Introduction to Warp Insertion Knits
Knitting Knitting is a method by which thread or yarn may be turned into cloth or other fine crafts. Knitting consists of consecutive loops, called stitches. As each row progresses, a new loop is pulled through an existing loop. The active stitches are held on a needle until another loop can be passed through them. This process eventually results in a final product, often a garment. Knitting may be done by hand or by machine. There exist numerous styles and methods of hand knitting.
Knitting variations To make fabric more interesting knitting machines can be manipulated. By inserting extra warp or extra weft weft yarns, fabric will have an extra set of yarns contributing to aesthetic appeal or tenacity. Inserting warp or weft yarn creates a fabric called knit-weave
Types of Knit WeaveWeft insertion knit:
Warp knitting machines can be adapted with attachments to lay in weft yarns. This may be one weft carried across the knitter or with more complex attachments, a sheet of twenty or more yarns can be used ac filling.
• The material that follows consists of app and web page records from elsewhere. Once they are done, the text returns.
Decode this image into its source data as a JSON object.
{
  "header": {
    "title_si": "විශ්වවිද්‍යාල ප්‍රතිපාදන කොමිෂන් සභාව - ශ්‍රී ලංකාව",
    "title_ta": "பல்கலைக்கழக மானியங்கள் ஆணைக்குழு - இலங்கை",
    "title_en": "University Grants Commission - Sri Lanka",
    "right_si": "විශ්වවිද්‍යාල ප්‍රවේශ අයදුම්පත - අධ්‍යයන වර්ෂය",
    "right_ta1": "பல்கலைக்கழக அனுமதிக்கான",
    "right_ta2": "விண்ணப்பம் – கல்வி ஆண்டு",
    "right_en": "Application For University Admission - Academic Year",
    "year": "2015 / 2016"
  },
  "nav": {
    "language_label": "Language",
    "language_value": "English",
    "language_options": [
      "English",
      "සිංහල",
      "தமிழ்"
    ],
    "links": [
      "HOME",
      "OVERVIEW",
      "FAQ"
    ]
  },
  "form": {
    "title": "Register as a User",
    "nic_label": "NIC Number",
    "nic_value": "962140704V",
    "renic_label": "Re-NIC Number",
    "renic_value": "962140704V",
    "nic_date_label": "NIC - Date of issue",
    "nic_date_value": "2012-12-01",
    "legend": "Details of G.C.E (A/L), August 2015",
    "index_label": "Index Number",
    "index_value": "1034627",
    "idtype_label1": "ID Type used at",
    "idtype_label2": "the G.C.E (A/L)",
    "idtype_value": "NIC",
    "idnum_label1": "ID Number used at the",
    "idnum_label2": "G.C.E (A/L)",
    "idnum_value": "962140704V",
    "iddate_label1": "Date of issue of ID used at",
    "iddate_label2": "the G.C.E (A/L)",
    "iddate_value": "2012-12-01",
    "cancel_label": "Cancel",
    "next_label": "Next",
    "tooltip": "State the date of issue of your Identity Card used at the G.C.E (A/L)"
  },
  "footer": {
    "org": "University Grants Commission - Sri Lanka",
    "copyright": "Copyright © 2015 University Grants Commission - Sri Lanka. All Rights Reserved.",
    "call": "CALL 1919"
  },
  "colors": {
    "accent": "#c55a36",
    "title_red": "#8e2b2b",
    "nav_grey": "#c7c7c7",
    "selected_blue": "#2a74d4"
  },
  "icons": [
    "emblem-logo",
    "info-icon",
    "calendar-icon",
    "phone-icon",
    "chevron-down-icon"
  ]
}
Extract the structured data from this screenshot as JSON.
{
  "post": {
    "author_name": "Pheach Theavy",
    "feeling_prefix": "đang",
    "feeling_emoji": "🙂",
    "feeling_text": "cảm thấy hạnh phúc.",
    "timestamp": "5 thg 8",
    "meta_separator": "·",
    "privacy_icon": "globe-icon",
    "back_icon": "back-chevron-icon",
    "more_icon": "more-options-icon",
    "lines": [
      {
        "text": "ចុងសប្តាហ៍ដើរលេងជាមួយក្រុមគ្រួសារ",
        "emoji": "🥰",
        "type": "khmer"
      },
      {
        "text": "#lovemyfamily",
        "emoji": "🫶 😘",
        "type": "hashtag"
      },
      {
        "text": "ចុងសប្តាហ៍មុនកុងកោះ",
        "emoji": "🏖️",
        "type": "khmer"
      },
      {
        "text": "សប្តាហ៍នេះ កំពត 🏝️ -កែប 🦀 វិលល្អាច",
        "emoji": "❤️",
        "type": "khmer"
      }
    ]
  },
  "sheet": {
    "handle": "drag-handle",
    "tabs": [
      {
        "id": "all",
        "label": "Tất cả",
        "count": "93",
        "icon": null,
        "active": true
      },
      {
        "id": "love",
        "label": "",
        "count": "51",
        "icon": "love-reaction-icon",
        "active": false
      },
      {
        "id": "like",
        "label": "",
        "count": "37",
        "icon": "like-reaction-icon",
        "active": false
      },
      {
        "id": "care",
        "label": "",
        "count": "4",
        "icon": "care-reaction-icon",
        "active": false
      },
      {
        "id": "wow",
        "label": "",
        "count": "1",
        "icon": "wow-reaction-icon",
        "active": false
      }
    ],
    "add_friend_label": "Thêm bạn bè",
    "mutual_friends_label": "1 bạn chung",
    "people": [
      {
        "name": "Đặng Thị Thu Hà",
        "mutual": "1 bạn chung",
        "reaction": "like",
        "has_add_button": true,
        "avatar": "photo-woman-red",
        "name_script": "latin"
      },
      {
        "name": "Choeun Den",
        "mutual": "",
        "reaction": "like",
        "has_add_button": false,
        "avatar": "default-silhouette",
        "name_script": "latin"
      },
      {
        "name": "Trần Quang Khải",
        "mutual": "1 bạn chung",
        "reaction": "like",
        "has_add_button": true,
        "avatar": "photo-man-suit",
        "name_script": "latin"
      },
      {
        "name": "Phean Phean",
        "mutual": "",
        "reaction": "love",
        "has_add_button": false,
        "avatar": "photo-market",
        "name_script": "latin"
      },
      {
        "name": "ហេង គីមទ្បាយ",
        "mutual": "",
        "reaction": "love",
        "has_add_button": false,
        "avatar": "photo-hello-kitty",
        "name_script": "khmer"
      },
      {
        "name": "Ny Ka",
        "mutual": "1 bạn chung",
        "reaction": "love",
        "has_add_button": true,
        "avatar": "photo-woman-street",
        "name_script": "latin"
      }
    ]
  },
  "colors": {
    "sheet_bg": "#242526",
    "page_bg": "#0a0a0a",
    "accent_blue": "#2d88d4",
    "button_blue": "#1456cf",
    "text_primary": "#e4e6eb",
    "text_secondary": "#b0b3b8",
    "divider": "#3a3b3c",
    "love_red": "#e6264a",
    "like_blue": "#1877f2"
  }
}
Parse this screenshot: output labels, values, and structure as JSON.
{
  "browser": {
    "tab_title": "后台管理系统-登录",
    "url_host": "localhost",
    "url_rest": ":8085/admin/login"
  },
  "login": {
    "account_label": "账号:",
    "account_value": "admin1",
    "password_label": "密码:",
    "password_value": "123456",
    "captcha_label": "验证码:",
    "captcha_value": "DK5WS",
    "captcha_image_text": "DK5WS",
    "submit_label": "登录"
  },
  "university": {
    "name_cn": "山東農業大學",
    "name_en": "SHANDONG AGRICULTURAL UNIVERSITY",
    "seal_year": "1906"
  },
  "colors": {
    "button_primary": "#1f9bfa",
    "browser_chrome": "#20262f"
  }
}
Where warp knits may only be knitted with lengthwise stripes or colors variations weft insertion can be can produce crosswise variation as well. The finished fabrics can is more stable across the grain than ordinary warp knit fabric.
Warp insertion knit This technique involves inserting warp yarns into the crosswise knitted structure of the weft knit. The warps are woven in; that is, interlaced on a 1X1 basis with the weft knit yarns. The procedure gives greater dimensional stability in the lengthwise direction.
Insertion warp knitsInsertion of yarns in the warp-knit structure is a relatively simple concept Yarns are laid in the stitches during the knitting process but are not used to form any stitches These laid-in yarns provide dimensional stability and can be in any direction or at angle. Yarns that are not appropriate for knitting can be used such as extremely coarse, fine or irregular etc.
Mechanism of weft insertionWeft insertion can be done by a warp knitting machine with a weft-laying attachment An attachment carries a single filament yarn to and fro across the machine, and this yarn is fed steadily into the needle zone of the machine A firm selvedge is formed on both the sides. More complex attachments supply a sheet of filling yarns to a conveyor that travels to and fro across the machine. A cutting device trims filling yarn tails from the selvedge and a vacuum removes the tails.
Weft insertion warp knitting interlacing
Principle: Full Width Weft InsertionWhen the needles are in the lowered position during the warp knitting cycle, a so-called 'open shed' effect is created at the back of the machine. It is then possible for a weft yarn, laid across the full width of the machine, to be carried forward by special weft insertion bits over the needle heads and deposited on top of the overlaps on the needles and against the yarn passing down to them from the guide bars. In this way, the inserted weft will become trapped between the overlaps and under laps in the same manner as an inlay yarn when the needles rise but, unlike the latter, the weft will run horizontally across the complete course of loops.
This technique is less restrictive for fancy and irregular yarns than for inlay and, as a weft covers the full fabric width, yarn can be supplied from individual packages. It has the major advantage that weft can be prepared and laid in advance of the timing of the insertion so that it has less effect on the knitting machine speed.The single traversing weft is laid across the back of the machine by a cable-driven carrier that reciprocates on two parallel rods. At the end of the traverse, the selvedge return loop passes around a vertical pin that holds the weft in place until required, whilst the carrier continues its traverse. The weft pins are attached to the needle bar so that the two descend together, releasing the full-width weft at the moment when the weft bits, one above every alternate sinker, advance over the lowered needle heads to insert the weft.
Advantages1)2) 3) 4)
They combine the best properties of both woven and knitted cloth namely, strength, comfort, cove without bulk, and weight. They are lighter weight than double knit but have more covering power. They have the increased crosswise stability of weaves but retain the comfort of the knits. They have characteristics similar to woven fabrics and are much cheaper and available in wide widths.
Disadvantages1. Medium to dark fabric colors are difficult and costly to achieve since the white substrate web and backing layer is visibly perceivable through the weft fill yarns and thus the overall fabric color appears lighter than the actual color of the warp and weft yarns which are utilized. 2. Fashion industry dos not use this interfacing because it does not meet the standard of wearability.
Uses Aircraft and aerospace components
Automotive partsBoat hulls Ballistic protective clothing Structural building components Interlinings of apparel Window treatments Wall coverings
Textiles By Kadolph, Kadolph Sara
The Guide to Textiles for Interiors By Dianne R. Jackman, Mary Katherine Dixon, Jill Condra
Submitted By: Priyanshu Raj B-Tech(TC) V Sem